If any other group came close to the Russians, it stands to reason ČSU would note it. But let's assume arbitrarily that the next largest group is 10,000. I think many of us would assume that there are more Americans than there are, say, Belgians -- or Britons, Canadians, or Germans, etc. (If you disagree, I'm all ears.)

So if those 10,000 were Americans, let's get really crazy and divvy up the rest of the 47,000 or so like this: 9,000 Canadians, 8,000 Britons, 7,000 Germans, 6,000 French, 5,000 Belgians, 4,000 Swedes, 3,000 Norse ... people, 2,000 Finns, 1,000 Italians, and 1,000 each from Spain and Portugal. Of course, that can't be right because it doesn't count Africa, Asia or South America.

So while it's virtually impossible for there to be more than 10,000 Americans, that number is probably high. How high? I'm squishing the numbers around, but I think it's highly unlikely that there are more than 8,000 documented US citizens in the Czech Republic.

Read the ČTK story, do your own math and let me know what you think.

Oh yeah -- the guy who was really bad at math: Okay, so I get my hair cut and buy some expensive pomade -- I'm a Dapper Dan man -- and my bill is CZK 760. I tell the dude at the register to make it CZK 800. (How much are you supposed to tip a stylist anyway?) He gives me CZK 350 in change. For extra credit, tell me how long I should have tried to explain his error to him. (In the end, I gave up and just paid CZK 760.)


Just cool out, people

Yes, there was an explosion, but please stop calling it a bomb. You see worse damage -- and more injuries -- on Silvestr.

As the BBC and everyone else is reporting, at least 16 people were injured Sunday afternoon when an unknown assailant threw a hand grenade near (or perhaps at) a casino on Na Prikope. The BBC has footage of the scene shortly after the attack. Everyone notes that the police ruled out terrorism. The Washingon Times' UPI copy, perhaps typically, takes the terrorism bait the furthest:

The Czech Republic is a member of NATO and has a small contingent of troops operating in Iraq.
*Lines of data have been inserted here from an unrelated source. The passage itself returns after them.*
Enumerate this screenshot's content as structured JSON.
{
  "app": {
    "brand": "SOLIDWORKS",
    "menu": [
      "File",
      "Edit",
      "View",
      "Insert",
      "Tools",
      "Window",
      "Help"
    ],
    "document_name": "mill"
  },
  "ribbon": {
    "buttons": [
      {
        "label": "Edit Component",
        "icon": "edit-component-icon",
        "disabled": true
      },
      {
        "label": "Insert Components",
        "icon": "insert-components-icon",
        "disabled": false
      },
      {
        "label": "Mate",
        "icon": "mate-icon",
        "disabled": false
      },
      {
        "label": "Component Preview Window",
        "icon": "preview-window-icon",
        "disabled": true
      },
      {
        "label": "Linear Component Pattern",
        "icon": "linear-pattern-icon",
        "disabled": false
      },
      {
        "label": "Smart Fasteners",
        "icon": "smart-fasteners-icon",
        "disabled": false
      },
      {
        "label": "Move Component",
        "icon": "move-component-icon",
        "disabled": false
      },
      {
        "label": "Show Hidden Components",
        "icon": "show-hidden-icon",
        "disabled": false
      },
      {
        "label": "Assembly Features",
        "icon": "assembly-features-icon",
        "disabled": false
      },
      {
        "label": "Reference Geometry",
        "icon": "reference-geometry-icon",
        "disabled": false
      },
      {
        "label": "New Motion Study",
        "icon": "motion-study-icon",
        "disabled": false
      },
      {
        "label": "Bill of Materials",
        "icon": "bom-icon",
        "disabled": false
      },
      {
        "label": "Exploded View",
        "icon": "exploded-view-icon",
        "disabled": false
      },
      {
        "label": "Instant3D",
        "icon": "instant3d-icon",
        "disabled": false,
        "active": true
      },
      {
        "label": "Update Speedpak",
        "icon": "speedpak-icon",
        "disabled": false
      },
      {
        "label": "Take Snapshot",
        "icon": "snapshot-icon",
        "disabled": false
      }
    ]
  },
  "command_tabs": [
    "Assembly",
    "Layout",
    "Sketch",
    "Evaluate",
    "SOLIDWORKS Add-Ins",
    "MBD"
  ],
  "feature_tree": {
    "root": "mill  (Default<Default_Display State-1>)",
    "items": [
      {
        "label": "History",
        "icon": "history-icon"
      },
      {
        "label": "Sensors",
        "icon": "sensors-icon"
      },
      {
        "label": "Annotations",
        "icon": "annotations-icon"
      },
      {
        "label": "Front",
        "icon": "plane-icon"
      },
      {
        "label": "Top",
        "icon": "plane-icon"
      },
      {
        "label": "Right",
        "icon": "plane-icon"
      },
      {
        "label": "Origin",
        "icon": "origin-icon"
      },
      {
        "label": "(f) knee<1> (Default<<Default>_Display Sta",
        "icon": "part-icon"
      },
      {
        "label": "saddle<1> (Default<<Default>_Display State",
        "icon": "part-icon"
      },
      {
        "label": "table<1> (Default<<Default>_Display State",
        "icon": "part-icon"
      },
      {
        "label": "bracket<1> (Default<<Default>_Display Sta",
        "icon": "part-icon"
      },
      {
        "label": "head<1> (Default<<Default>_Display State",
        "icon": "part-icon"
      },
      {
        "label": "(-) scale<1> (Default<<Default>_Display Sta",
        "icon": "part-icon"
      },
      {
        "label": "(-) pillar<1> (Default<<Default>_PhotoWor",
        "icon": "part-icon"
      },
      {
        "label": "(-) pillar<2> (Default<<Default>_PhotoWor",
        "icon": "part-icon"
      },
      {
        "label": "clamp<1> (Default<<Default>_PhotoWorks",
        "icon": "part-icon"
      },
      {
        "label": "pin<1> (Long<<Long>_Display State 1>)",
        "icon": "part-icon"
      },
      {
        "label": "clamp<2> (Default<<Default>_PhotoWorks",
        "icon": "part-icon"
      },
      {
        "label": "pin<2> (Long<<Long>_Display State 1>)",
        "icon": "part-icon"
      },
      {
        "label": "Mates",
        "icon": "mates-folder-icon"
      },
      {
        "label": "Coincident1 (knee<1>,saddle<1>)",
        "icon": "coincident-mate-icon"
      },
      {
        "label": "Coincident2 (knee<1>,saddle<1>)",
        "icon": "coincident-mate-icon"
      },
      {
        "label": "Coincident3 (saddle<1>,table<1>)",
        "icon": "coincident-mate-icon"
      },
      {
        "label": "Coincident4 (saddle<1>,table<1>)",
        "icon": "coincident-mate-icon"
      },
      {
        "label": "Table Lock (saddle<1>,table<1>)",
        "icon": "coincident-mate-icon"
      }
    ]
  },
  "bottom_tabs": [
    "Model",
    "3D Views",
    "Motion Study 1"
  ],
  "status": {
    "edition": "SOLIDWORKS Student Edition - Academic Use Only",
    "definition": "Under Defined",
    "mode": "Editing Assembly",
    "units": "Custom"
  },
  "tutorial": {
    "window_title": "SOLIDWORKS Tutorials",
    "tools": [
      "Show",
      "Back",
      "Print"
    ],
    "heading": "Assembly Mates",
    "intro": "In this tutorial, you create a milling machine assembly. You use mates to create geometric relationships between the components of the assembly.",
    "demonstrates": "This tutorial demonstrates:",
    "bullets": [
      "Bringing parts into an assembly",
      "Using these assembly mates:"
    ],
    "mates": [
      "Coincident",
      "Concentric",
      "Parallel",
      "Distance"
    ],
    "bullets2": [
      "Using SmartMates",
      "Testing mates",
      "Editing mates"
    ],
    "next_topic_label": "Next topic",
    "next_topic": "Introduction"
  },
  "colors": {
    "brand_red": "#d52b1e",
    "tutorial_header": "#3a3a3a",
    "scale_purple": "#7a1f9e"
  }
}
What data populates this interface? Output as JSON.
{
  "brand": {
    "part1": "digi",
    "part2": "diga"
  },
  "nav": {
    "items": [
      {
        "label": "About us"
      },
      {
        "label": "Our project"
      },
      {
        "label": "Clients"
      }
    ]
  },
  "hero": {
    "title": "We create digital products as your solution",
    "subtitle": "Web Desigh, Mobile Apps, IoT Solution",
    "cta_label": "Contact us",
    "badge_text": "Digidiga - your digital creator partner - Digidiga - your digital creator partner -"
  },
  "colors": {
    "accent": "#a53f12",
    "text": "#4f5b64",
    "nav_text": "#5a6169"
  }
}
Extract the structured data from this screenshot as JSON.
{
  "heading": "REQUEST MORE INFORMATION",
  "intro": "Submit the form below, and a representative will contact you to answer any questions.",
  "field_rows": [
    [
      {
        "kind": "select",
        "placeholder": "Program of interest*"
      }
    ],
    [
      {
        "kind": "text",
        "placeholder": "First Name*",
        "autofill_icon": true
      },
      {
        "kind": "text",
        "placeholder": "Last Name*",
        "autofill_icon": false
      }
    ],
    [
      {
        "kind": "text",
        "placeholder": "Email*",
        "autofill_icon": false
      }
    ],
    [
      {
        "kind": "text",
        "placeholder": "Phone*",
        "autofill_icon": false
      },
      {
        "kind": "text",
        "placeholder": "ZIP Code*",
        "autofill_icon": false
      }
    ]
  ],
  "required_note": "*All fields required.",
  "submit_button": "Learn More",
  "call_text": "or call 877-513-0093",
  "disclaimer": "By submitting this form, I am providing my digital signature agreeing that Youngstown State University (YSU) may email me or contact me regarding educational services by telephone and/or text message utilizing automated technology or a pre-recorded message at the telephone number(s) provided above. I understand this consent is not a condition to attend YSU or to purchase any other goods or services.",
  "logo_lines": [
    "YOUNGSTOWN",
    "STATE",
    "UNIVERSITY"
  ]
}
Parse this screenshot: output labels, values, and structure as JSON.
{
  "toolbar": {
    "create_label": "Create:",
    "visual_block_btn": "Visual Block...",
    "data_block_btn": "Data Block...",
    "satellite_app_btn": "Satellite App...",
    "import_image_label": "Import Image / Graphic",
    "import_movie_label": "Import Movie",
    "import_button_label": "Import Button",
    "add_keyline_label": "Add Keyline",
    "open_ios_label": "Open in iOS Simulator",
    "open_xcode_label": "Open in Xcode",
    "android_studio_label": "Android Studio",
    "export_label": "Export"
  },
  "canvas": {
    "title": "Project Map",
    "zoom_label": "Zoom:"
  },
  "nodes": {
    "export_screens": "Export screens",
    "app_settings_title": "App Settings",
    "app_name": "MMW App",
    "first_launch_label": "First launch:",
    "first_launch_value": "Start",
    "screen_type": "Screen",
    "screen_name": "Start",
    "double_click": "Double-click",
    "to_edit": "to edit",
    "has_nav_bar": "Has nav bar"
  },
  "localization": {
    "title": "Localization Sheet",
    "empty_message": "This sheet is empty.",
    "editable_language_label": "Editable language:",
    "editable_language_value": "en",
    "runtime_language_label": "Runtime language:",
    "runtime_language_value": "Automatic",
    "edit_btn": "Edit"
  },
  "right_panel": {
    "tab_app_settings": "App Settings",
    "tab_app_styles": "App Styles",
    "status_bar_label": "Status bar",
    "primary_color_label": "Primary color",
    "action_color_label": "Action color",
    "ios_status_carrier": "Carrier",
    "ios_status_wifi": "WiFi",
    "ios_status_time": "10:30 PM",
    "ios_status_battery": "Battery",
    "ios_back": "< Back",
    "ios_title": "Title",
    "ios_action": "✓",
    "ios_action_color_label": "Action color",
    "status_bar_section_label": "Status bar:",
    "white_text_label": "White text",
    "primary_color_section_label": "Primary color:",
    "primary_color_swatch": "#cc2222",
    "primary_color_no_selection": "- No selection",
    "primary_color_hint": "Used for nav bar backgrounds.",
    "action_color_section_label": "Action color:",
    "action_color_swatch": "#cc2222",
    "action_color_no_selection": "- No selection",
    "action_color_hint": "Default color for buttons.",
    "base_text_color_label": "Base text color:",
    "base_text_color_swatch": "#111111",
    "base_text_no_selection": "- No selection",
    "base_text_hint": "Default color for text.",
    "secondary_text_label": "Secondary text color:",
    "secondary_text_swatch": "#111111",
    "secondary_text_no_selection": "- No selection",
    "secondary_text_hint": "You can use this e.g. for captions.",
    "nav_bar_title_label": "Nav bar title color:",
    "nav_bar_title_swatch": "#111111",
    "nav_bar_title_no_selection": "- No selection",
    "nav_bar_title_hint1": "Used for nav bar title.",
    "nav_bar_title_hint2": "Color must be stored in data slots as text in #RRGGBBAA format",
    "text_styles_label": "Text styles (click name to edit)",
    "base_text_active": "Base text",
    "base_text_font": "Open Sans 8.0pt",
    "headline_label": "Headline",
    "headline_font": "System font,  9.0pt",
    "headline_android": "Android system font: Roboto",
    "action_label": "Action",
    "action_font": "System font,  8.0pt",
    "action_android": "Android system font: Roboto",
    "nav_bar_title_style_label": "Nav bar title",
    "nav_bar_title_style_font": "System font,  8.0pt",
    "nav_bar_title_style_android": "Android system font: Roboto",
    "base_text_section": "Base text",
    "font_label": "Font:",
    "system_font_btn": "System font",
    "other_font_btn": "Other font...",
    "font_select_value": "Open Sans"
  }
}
But police officials said they believe it unlikely the attack was related to Middle East events.

The AP's headline is Pedestrians Wounded in Prague Blast while British papers, including the Telegraph, emphasise Britons injured in Prague blast.

The most interesting story comes from Maariv International and points out:

Israel Police officials are estimating that the attack, which targeted a local casino, was an attempt to assassinate Asi Abutbul, who owns a casino chain that operates in the area, and who is considered one of the leading crime figures in the Israeli underground.

Two years ago, unknown gunmen assassinated his father, Felix Abutbul, at the entrance to Casino Royal in Prague.

It's just past 9 p.m. local time. Alex, Scott, Vladan and I stopped by the site of the explosion and watch more than a few people walk past the little hole in the street and point, murmuring 'grenade' in various languages. Other than five or six missing cobblestones (the little ones), you'd scarcely notice anything happened. The casino is still open. The cafes are still serving outside just meters from the ka-boom site. There's one shrapnel ding in the wall of the casino, some flecks taken off a nearby billboard, and one of those J.C. Decaux signs is busted out. I picked up a piece of glass from it.

And this from Ireland On Line: 'Three Irish hurt in Prague bomb blast' (itals mine).